--- Input records Enclosed Below ---
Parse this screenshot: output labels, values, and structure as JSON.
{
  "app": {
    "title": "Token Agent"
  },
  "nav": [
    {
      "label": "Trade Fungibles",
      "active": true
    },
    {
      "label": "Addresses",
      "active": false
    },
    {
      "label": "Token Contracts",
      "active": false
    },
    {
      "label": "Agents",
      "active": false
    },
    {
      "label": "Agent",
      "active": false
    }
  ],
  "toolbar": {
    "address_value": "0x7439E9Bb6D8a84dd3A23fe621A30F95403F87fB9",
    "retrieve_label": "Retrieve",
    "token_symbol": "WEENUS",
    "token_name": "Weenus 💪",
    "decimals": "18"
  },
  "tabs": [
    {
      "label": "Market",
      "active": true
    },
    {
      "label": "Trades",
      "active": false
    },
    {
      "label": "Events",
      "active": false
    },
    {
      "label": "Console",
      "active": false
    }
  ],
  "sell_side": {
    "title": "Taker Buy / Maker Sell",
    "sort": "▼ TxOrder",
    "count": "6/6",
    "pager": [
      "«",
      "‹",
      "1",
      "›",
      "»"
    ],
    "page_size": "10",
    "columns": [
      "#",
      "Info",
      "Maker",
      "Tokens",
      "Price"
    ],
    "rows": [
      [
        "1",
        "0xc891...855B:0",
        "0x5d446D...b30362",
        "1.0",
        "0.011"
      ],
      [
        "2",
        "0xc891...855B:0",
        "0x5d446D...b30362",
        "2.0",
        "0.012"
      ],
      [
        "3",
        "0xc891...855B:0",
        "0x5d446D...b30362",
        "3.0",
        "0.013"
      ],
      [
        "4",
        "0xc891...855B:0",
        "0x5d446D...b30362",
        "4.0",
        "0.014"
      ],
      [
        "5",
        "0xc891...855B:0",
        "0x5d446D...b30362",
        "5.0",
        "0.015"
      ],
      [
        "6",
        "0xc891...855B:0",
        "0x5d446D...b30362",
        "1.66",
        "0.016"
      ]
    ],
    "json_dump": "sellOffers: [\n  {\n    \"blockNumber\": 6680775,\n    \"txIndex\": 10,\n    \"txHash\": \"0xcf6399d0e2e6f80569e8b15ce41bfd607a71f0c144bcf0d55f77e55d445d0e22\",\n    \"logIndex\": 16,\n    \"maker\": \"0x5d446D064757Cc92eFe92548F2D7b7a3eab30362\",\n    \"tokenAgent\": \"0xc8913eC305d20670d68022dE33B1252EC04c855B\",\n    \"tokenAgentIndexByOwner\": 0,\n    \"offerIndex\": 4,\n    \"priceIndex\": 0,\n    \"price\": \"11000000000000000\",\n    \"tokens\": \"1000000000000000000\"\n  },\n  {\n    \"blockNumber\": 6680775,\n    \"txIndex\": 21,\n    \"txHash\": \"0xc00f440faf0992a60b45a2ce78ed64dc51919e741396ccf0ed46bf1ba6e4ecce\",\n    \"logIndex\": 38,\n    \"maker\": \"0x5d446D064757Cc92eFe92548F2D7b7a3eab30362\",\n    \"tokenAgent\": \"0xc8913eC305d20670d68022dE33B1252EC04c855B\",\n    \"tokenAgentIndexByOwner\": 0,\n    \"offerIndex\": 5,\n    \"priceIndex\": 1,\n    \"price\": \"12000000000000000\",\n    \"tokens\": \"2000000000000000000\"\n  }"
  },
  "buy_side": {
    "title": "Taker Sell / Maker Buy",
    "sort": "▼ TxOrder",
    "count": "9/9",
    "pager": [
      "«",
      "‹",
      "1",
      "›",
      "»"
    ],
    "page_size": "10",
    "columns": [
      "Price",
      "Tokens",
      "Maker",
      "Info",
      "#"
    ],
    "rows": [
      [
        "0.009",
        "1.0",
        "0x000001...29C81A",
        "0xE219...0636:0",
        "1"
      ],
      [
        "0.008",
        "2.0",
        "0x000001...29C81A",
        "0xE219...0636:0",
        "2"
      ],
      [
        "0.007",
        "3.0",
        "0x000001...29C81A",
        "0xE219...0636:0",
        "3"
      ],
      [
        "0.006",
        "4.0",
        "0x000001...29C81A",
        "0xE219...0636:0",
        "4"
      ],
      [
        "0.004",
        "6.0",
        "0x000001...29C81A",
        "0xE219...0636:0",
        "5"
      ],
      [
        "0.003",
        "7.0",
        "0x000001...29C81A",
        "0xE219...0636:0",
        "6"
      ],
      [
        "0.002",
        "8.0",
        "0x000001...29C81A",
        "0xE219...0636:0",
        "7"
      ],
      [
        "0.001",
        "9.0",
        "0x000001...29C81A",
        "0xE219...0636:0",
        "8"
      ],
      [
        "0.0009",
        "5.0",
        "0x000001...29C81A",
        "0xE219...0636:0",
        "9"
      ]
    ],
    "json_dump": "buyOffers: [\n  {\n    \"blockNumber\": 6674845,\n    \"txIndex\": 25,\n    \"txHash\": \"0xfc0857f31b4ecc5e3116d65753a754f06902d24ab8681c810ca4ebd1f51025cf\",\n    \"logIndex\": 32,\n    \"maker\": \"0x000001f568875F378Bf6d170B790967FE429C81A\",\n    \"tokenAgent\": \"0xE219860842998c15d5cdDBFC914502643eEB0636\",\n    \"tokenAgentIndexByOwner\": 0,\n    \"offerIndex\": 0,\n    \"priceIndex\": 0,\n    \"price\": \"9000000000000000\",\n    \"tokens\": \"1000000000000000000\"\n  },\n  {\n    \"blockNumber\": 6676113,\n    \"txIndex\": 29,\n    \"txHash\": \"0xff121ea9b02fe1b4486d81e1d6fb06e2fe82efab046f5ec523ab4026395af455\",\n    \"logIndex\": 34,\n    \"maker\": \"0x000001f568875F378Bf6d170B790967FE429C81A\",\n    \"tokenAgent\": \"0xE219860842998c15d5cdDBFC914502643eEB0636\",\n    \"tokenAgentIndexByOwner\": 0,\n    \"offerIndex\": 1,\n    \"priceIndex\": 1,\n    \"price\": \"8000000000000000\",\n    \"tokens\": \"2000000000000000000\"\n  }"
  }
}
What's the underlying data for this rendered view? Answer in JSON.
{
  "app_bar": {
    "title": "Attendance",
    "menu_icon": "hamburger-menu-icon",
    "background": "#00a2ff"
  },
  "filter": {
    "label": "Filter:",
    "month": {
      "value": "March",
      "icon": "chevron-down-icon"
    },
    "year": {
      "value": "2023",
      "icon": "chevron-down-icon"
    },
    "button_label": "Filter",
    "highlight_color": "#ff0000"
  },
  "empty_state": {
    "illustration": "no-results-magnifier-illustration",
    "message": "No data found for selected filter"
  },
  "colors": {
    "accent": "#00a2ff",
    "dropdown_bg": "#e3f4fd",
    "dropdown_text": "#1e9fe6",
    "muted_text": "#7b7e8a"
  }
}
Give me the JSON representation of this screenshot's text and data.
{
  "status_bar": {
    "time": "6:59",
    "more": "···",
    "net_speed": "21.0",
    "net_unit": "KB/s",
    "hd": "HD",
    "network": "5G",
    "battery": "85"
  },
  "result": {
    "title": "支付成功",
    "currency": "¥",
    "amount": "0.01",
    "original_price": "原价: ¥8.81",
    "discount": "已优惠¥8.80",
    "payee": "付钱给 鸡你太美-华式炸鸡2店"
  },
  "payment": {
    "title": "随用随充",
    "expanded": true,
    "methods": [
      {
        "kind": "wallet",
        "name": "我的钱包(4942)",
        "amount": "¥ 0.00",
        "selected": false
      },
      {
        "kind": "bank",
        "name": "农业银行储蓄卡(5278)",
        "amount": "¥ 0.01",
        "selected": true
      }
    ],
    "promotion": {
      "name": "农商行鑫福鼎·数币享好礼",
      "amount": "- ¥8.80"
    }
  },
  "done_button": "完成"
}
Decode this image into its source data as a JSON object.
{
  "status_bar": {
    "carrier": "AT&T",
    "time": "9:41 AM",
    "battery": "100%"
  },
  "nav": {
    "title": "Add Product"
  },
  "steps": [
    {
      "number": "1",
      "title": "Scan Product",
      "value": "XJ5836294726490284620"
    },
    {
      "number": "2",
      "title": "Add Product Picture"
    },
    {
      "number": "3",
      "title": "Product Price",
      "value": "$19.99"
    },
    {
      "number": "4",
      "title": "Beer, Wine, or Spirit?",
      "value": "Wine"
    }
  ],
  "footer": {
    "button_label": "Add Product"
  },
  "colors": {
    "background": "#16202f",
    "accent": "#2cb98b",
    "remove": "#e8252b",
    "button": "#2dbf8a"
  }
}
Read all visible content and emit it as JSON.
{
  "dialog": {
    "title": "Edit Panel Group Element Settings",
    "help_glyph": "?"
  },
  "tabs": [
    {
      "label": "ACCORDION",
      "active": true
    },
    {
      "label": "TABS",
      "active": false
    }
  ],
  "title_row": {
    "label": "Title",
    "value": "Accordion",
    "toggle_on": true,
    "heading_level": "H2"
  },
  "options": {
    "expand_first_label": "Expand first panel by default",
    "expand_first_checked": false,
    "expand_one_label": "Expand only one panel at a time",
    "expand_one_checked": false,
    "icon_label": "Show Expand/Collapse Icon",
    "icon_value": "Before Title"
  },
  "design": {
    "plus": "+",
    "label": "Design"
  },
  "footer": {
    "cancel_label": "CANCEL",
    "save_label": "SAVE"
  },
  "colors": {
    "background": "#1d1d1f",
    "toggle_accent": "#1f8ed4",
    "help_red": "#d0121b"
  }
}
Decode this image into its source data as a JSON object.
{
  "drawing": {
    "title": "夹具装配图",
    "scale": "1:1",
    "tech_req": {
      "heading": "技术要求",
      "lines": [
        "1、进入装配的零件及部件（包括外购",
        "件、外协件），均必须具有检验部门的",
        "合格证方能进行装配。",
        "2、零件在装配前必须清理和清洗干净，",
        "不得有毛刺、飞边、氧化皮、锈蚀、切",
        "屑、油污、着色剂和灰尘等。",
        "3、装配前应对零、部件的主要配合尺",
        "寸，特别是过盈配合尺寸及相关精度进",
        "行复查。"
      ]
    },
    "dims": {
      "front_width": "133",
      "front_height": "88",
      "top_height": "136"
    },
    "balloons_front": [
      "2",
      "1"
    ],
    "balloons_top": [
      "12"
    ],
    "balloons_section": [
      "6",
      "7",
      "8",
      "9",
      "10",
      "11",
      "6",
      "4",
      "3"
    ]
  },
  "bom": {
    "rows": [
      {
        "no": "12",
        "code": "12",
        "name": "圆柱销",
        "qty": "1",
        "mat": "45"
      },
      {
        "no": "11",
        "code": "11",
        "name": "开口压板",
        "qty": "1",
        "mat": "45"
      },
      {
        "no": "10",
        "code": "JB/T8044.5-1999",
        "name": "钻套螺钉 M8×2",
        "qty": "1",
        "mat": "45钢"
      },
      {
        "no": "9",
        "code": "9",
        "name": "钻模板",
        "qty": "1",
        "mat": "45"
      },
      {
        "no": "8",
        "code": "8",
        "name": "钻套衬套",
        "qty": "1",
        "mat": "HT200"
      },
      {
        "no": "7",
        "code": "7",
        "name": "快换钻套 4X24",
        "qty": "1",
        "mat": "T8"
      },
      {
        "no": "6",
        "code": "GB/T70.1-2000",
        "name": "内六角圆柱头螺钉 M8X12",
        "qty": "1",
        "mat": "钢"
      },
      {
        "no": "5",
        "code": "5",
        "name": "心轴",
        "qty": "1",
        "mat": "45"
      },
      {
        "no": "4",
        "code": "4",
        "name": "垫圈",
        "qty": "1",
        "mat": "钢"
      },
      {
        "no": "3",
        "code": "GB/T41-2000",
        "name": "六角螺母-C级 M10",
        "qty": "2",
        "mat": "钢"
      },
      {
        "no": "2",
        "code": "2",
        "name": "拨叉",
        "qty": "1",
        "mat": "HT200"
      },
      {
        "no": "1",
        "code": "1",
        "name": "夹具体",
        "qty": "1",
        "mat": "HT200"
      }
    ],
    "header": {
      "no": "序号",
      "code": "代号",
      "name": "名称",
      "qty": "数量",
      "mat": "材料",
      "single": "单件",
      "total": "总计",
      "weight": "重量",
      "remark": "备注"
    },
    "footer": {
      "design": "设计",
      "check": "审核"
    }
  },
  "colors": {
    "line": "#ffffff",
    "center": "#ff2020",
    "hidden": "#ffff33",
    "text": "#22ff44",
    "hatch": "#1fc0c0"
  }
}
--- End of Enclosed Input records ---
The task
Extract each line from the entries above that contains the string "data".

Result of this exercise
What's the underlying data for this rendered view? Answer in JSON.
    "message": "No data found for selected filter"
Give me the JSON representation of this screenshot's text and data.
Decode this image into its source data as a JSON object.
Decode this image into its source data as a JSON object.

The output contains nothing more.